* [App and web page records]
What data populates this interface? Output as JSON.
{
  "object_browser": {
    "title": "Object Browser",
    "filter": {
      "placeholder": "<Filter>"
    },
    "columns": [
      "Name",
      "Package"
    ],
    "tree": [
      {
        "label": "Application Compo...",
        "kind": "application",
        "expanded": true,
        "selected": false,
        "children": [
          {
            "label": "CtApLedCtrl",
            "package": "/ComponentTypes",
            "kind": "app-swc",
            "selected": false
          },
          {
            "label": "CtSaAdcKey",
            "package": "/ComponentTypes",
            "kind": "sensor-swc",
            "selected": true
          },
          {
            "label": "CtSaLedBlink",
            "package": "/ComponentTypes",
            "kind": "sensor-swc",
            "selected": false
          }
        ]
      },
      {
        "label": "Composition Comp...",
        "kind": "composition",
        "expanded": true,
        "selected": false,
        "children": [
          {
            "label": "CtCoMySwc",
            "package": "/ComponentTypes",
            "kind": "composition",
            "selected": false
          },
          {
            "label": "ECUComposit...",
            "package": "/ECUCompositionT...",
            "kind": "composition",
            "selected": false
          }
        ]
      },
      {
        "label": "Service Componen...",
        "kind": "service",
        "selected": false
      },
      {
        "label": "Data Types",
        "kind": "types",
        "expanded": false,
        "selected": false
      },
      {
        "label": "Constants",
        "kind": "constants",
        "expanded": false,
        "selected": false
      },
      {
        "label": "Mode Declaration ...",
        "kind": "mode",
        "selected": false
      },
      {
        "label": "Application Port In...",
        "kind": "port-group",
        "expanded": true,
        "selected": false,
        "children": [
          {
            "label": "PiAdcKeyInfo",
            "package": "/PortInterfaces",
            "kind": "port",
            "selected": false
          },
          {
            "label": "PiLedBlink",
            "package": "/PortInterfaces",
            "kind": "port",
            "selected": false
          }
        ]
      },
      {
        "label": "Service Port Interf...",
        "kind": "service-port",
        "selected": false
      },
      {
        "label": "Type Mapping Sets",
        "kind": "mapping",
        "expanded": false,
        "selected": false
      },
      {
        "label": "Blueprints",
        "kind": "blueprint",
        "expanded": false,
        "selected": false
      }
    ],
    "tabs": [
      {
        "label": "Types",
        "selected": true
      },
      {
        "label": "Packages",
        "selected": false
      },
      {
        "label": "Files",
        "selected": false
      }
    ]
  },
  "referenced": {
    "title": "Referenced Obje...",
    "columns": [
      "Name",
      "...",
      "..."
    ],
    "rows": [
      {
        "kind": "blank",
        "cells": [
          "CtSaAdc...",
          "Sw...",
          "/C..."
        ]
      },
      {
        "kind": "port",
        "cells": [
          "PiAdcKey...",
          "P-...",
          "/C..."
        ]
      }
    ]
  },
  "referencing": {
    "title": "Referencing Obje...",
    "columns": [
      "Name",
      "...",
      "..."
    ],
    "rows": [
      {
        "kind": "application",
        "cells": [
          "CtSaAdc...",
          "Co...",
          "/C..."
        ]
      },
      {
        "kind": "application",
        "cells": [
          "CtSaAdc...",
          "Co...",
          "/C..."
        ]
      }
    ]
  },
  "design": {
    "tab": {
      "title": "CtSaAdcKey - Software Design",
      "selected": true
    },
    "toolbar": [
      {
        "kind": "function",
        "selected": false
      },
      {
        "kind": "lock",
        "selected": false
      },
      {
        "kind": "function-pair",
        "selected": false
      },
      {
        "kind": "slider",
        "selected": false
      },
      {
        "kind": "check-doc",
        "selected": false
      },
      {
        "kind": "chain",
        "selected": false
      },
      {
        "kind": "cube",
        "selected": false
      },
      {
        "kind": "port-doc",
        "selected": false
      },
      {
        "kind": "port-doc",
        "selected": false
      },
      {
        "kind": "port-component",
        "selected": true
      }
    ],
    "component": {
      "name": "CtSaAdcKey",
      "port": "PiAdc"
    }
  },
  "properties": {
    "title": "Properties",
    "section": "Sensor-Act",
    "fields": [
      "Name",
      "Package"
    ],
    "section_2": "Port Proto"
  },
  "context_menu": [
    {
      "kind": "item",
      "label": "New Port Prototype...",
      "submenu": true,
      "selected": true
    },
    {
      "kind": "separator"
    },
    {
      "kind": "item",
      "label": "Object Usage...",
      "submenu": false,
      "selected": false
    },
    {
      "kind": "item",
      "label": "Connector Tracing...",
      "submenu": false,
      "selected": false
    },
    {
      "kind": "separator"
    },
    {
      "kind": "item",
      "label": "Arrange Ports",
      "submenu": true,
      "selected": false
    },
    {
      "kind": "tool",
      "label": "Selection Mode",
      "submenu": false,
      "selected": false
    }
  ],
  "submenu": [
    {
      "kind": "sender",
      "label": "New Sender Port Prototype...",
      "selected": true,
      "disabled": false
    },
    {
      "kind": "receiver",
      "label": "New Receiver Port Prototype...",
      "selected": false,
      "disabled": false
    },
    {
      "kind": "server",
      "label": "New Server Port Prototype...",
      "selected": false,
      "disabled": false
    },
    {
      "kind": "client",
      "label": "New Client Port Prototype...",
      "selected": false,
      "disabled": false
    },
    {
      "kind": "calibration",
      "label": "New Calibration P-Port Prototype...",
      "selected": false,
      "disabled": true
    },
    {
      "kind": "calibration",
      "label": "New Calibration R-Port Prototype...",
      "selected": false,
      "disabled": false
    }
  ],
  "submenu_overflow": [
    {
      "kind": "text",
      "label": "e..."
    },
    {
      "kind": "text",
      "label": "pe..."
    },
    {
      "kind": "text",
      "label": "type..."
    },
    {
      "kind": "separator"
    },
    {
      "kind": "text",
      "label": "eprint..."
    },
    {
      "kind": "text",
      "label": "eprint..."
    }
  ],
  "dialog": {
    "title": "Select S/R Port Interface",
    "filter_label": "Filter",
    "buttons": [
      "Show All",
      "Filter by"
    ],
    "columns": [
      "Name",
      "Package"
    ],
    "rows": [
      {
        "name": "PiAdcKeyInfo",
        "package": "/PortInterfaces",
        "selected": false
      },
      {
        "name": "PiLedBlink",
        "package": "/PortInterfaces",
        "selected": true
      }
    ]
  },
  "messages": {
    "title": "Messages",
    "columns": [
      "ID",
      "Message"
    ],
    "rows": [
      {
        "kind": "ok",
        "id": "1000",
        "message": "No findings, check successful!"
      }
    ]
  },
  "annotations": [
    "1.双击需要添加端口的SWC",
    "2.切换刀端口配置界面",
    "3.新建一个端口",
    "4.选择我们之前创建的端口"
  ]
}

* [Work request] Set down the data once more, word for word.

* [Solution to this exercise]
What data populates this interface? Output as JSON.
{
  "object_browser": {
    "title": "Object Browser",
    "filter": {
      "placeholder": "<Filter>"
    },
    "columns": [
      "Name",
      "Package"
    ],
    "tree": [
      {
        "label": "Application Compo...",
        "kind": "application",
        "expanded": true,
        "selected": false,
        "children": [
          {
            "label": "CtApLedCtrl",
            "package": "/ComponentTypes",
            "kind": "app-swc",
            "selected": false
          },
          {
            "label": "CtSaAdcKey",
            "package": "/ComponentTypes",
            "kind": "sensor-swc",
            "selected": true
          },
          {
            "label": "CtSaLedBlink",
            "package": "/ComponentTypes",
            "kind": "sensor-swc",
            "selected": false
          }
        ]
      },
      {
        "label": "Composition Comp...",
        "kind": "composition",
        "expanded": true,
        "selected": false,
        "children": [
          {
            "label": "CtCoMySwc",
            "package": "/ComponentTypes",
            "kind": "composition",
            "selected": false
          },
          {
            "label": "ECUComposit...",
            "package": "/ECUCompositionT...",
            "kind": "composition",
            "selected": false
          }
        ]
      },
      {
        "label": "Service Componen...",
        "kind": "service",
        "selected": false
      },
      {
        "label": "Data Types",
        "kind": "types",
        "expanded": false,
        "selected": false
      },
      {
        "label": "Constants",
        "kind": "constants",
        "expanded": false,
        "selected": false
      },
      {
        "label": "Mode Declaration ...",
        "kind": "mode",
        "selected": false
      },
      {
        "label": "Application Port In...",
        "kind": "port-group",
        "expanded": true,
        "selected": false,
        "children": [
          {
            "label": "PiAdcKeyInfo",
            "package": "/PortInterfaces",
            "kind": "port",
            "selected": false
          },
          {
            "label": "PiLedBlink",
            "package": "/PortInterfaces",
            "kind": "port",
            "selected": false
          }
        ]
      },
      {
        "label": "Service Port Interf...",
        "kind": "service-port",
        "selected": false
      },
      {
        "label": "Type Mapping Sets",
        "kind": "mapping",
        "expanded": false,
        "selected": false
      },
      {
        "label": "Blueprints",
        "kind": "blueprint",
        "expanded": false,
        "selected": false
      }
    ],
    "tabs": [
      {
        "label": "Types",
        "selected": true
      },
      {
        "label": "Packages",
        "selected": false
      },
      {
        "label": "Files",
        "selected": false
      }
    ]
  },
  "referenced": {
    "title": "Referenced Obje...",
    "columns": [
      "Name",
      "...",
      "..."
    ],
    "rows": [
      {
        "kind": "blank",
        "cells": [
          "CtSaAdc...",
          "Sw...",
          "/C..."
        ]
      },
      {
        "kind": "port",
        "cells": [
          "PiAdcKey...",
          "P-...",
          "/C..."
        ]
      }
    ]
  },
  "referencing": {
    "title": "Referencing Obje...",
    "columns": [
      "Name",
      "...",
      "..."
    ],
    "rows": [
      {
        "kind": "application",
        "cells": [
          "CtSaAdc...",
          "Co...",
          "/C..."
        ]
      },
      {
        "kind": "application",
        "cells": [
          "CtSaAdc...",
          "Co...",
          "/C..."
        ]
      }
    ]
  },
  "design": {
    "tab": {
      "title": "CtSaAdcKey - Software Design",
      "selected": true
    },
    "toolbar": [
      {
        "kind": "function",
        "selected": false
      },
      {
        "kind": "lock",
        "selected": false
      },
      {
        "kind": "function-pair",
        "selected": false
      },
      {
        "kind": "slider",
        "selected": false
      },
      {
        "kind": "check-doc",
        "selected": false
      },
      {
        "kind": "chain",
        "selected": false
      },
      {
        "kind": "cube",
        "selected": false
      },
      {
        "kind": "port-doc",
        "selected": false
      },
      {
        "kind": "port-doc",
        "selected": false
      },
      {
        "kind": "port-component",
        "selected": true
      }
    ],
    "component": {
      "name": "CtSaAdcKey",
      "port": "PiAdc"
    }
  },
  "properties": {
    "title": "Properties",
    "section": "Sensor-Act",
    "fields": [
      "Name",
      "Package"
    ],
    "section_2": "Port Proto"
  },
  "context_menu": [
    {
      "kind": "item",
      "label": "New Port Prototype...",
      "submenu": true,
      "selected": true
    },
    {
      "kind": "separator"
    },
    {
      "kind": "item",
      "label": "Object Usage...",
      "submenu": false,
      "selected": false
    },
    {
      "kind": "item",
      "label": "Connector Tracing...",
      "submenu": false,
      "selected": false
    },
    {
      "kind": "separator"
    },
    {
      "kind": "item",
      "label": "Arrange Ports",
      "submenu": true,
      "selected": false
    },
    {
      "kind": "tool",
      "label": "Selection Mode",
      "submenu": false,
      "selected": false
    }
  ],
  "submenu": [
    {
      "kind": "sender",
      "label": "New Sender Port Prototype...",
      "selected": true,
      "disabled": false
    },
    {
      "kind": "receiver",
      "label": "New Receiver Port Prototype...",
      "selected": false,
      "disabled": false
    },
    {
      "kind": "server",
      "label": "New Server Port Prototype...",
      "selected": false,
      "disabled": false
    },
    {
      "kind": "client",
      "label": "New Client Port Prototype...",
      "selected": false,
      "disabled": false
    },
    {
      "kind": "calibration",
      "label": "New Calibration P-Port Prototype...",
      "selected": false,
      "disabled": true
    },
    {
      "kind": "calibration",
      "label": "New Calibration R-Port Prototype...",
      "selected": false,
      "disabled": false
    }
  ],
  "submenu_overflow": [
    {
      "kind": "text",
      "label": "e..."
    },
    {
      "kind": "text",
      "label": "pe..."
    },
    {
      "kind": "text",
      "label": "type..."
    },
    {
      "kind": "separator"
    },
    {
      "kind": "text",
      "label": "eprint..."
    },
    {
      "kind": "text",
      "label": "eprint..."
    }
  ],
  "dialog": {
    "title": "Select S/R Port Interface",
    "filter_label": "Filter",
    "buttons": [
      "Show All",
      "Filter by"
    ],
    "columns": [
      "Name",
      "Package"
    ],
    "rows": [
      {
        "name": "PiAdcKeyInfo",
        "package": "/PortInterfaces",
        "selected": false
      },
      {
        "name": "PiLedBlink",
        "package": "/PortInterfaces",
        "selected": true
      }
    ]
  },
  "messages": {
    "title": "Messages",
    "columns": [
      "ID",
      "Message"
    ],
    "rows": [
      {
        "kind": "ok",
        "id": "1000",
        "message": "No findings, check successful!"
      }
    ]
  },
  "annotations": [
    "1.双击需要添加端口的SWC",
    "2.切换刀端口配置界面",
    "3.新建一个端口",
    "4.选择我们之前创建的端口"
  ]
}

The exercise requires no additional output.